Our cities are filled with warehouses that have essential parts, equipment, tools and supplies. Much of that will just end up sitting there, gathering dust, in the wake of an EMP. But if we are ever going to rebuild society in the wake of an EMP, then we’ll need to know what’s in those various warehouses. We’ll most likely find just about everything we need.
Keep in mind that most of those warehouses are metal buildings. That makes them Faraday Cages. So, even though our electronics will be totally fried by the EMP, there will be working electronics we can use, if we can generate electricity. We’ll just need to know where to find it.
Grab a phone book and keep it with this map as well, even though most of the names of the companies listed in the Yellow Pages will be so innocuous as to be worthwhile. But it might help you find some things that you don’t already have noted on your map.
Your Private Treasure Map
If you have supply caches (and you should), then you need to be sure that you have maps showing where that treasure is stashed.
You can think of this as your own private treasure map, showing where you buried your treasure.
Never build a cache, without annotating its location on your cache map, along with the landmarks you’ll need to find, in order to find your cache again.
Of all your maps, this is the one you want to guard the most, keeping others from seeing it. You never know who will remember what and go looking for it before you do. Better to not let them know it is there.
“Spiderweb” Evacuation Map
We all know that we need to have a bug out plan, including a route from our home to our survival retreat.

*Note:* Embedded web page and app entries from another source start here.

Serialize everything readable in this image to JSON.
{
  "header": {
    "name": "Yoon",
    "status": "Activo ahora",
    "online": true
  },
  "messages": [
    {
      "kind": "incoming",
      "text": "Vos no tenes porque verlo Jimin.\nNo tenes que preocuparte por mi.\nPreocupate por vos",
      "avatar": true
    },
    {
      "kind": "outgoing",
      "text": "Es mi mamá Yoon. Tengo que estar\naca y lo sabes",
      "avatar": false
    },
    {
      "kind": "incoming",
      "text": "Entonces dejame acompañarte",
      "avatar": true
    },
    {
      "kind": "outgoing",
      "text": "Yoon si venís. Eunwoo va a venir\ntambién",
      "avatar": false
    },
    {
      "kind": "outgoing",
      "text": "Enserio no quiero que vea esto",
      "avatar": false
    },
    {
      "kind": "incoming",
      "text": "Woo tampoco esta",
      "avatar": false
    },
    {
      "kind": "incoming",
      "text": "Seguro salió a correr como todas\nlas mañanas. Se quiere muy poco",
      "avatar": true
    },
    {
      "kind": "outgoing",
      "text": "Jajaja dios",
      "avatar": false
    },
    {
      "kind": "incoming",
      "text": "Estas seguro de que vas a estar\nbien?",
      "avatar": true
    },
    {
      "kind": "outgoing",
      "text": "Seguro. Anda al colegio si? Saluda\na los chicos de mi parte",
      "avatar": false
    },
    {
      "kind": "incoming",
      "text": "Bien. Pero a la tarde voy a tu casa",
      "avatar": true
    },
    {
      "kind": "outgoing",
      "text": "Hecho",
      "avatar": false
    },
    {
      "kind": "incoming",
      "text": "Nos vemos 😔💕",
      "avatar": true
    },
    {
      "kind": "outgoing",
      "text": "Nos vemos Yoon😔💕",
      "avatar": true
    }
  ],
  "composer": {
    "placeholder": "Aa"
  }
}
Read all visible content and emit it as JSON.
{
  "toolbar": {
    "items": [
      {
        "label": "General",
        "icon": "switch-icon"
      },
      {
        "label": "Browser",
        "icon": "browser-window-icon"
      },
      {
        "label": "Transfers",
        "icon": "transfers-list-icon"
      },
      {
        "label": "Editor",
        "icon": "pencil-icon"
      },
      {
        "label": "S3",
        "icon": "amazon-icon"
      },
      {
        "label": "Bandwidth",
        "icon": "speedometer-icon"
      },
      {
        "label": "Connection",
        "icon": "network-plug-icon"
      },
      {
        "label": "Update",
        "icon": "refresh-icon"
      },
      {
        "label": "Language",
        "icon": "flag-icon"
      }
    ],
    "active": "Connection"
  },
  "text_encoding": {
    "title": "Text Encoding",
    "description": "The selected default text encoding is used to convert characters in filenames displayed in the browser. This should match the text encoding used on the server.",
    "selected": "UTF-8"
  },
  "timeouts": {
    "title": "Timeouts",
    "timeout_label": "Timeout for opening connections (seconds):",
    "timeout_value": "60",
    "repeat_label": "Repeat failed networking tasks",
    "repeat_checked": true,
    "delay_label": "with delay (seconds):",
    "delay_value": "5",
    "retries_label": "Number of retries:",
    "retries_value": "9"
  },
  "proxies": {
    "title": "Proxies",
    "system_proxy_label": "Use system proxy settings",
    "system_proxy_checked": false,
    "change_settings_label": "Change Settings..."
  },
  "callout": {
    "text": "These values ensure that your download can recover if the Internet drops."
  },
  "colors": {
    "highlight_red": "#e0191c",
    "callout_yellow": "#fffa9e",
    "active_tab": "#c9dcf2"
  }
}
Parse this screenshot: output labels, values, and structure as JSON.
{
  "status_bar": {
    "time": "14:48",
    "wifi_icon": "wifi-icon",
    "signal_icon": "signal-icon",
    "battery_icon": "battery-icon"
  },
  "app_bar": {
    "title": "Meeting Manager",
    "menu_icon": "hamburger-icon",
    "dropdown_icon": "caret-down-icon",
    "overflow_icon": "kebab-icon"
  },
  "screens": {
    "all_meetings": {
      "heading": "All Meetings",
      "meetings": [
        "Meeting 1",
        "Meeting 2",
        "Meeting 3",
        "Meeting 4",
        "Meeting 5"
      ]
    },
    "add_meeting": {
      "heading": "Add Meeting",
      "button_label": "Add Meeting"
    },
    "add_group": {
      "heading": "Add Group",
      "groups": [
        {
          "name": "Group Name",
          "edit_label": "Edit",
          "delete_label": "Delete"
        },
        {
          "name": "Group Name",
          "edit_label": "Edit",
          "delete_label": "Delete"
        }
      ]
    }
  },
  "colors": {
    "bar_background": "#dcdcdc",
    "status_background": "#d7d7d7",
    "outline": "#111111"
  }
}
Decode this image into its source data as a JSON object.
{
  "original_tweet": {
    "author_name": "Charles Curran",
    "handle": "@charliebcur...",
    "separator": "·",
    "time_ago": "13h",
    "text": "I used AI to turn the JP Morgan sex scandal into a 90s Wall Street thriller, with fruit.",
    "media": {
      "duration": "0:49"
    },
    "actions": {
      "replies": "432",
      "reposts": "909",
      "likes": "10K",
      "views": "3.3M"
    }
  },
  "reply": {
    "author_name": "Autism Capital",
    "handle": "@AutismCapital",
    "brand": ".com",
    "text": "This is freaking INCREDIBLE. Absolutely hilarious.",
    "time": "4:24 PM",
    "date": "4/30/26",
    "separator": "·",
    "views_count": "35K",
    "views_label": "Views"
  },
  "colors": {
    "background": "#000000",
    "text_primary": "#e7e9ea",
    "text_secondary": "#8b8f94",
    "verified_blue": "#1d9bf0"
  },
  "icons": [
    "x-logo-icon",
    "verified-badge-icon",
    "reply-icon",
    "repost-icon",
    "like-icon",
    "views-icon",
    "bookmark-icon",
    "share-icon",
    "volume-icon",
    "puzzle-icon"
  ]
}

But I don’t think that’s enough. The Air Force has a concept they use when planning covert insertions and bombing raids, called a spiderweb map.
It contains the planned route for the mission, as well as a number of alternative routes, including connecting legs from each leg of the main route to the alternatives, so that a plan exists to modify the route along the way, if that proves to be necessary.
Considering the high probability of serious traffic problems, as well as natural disasters taking out roads and bridges, it only makes sense to utilize the same sort of system in creating our bug out route.
We need alternatives for each leg of the route, along with ways to get from our planned route to those alternatives and back, should the time come. Each leg should be scouted, with potential dangers and choke points noted on the map.
That’s my list of maps. Are there any you’ve added to your collection, which I missed here? What would you do differently?